-- Task instructions --
The lines of the records that include "name" should all be copied.

- Opening Delimiter -

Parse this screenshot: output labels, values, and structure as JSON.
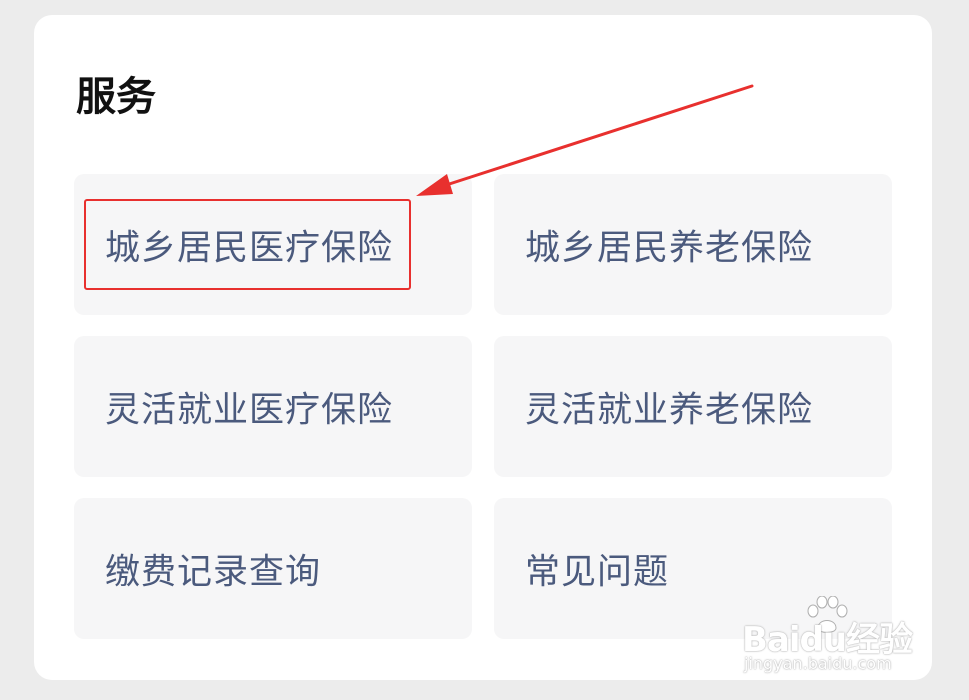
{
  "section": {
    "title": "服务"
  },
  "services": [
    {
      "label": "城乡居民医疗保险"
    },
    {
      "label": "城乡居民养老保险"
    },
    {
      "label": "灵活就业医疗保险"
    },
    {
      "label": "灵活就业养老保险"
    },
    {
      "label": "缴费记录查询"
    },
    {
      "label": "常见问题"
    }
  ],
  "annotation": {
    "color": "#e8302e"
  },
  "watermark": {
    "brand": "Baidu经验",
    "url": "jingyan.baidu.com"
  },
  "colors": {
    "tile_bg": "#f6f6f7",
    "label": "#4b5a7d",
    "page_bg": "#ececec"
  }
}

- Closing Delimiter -
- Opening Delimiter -

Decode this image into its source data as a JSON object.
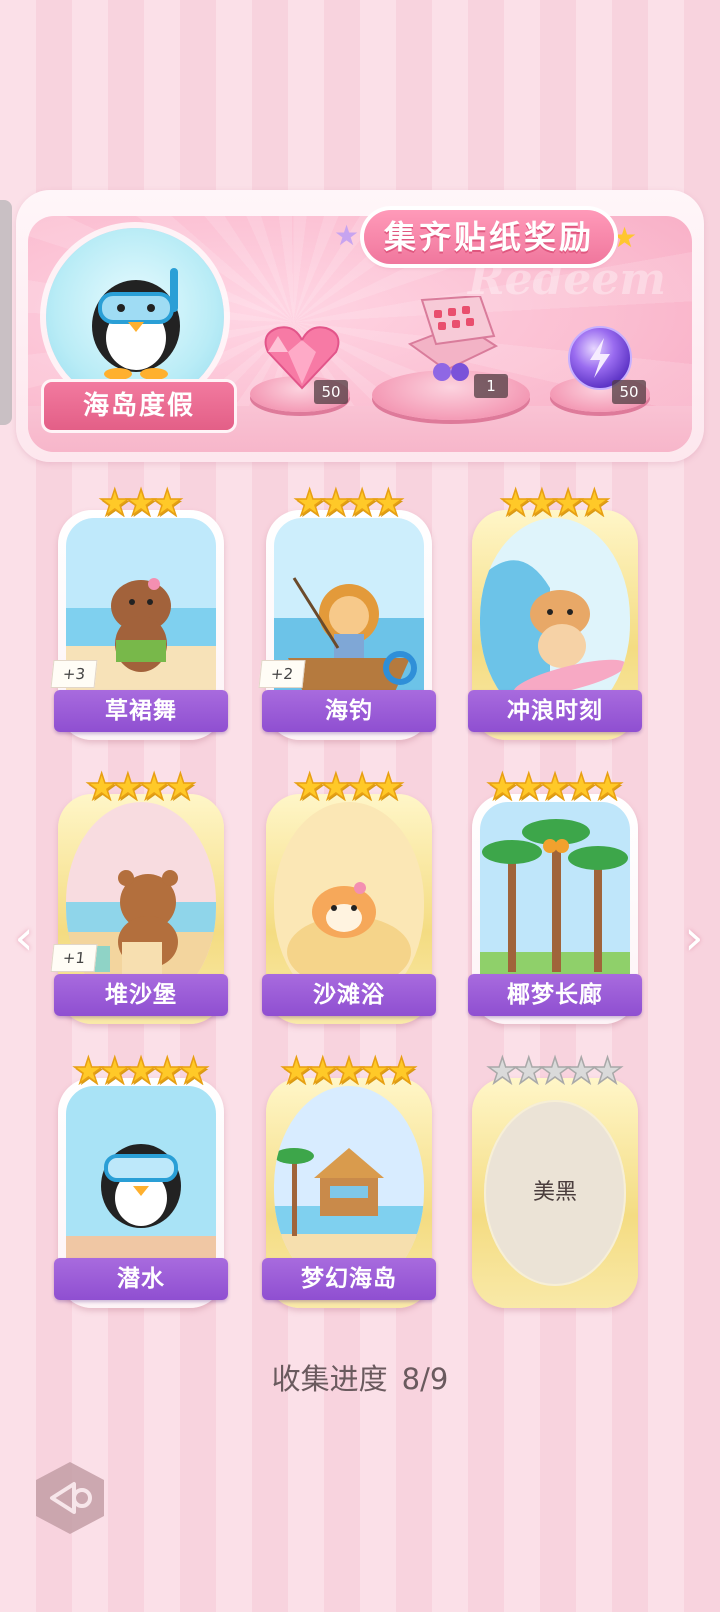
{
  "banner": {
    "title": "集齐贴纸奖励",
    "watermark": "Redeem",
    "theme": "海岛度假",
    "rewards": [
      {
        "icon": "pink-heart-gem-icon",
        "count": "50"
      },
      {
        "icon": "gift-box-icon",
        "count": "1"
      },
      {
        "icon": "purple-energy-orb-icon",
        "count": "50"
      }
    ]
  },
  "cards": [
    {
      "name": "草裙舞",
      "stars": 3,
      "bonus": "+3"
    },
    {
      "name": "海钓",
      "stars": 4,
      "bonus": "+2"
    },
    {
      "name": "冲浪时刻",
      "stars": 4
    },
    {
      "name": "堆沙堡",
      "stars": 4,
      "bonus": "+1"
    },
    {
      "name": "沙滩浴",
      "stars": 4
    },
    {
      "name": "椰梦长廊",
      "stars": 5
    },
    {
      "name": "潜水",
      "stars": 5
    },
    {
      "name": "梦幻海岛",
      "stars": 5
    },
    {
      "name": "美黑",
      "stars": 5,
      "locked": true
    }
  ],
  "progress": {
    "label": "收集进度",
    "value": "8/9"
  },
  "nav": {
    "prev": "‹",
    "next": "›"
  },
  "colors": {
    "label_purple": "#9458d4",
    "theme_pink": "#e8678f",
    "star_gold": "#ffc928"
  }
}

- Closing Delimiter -

-- Task answer --
      "name": "草裙舞",
      "name": "海钓",
      "name": "冲浪时刻",
      "name": "堆沙堡",
      "name": "沙滩浴",
      "name": "椰梦长廊",
      "name": "潜水",
      "name": "梦幻海岛",
      "name": "美黑",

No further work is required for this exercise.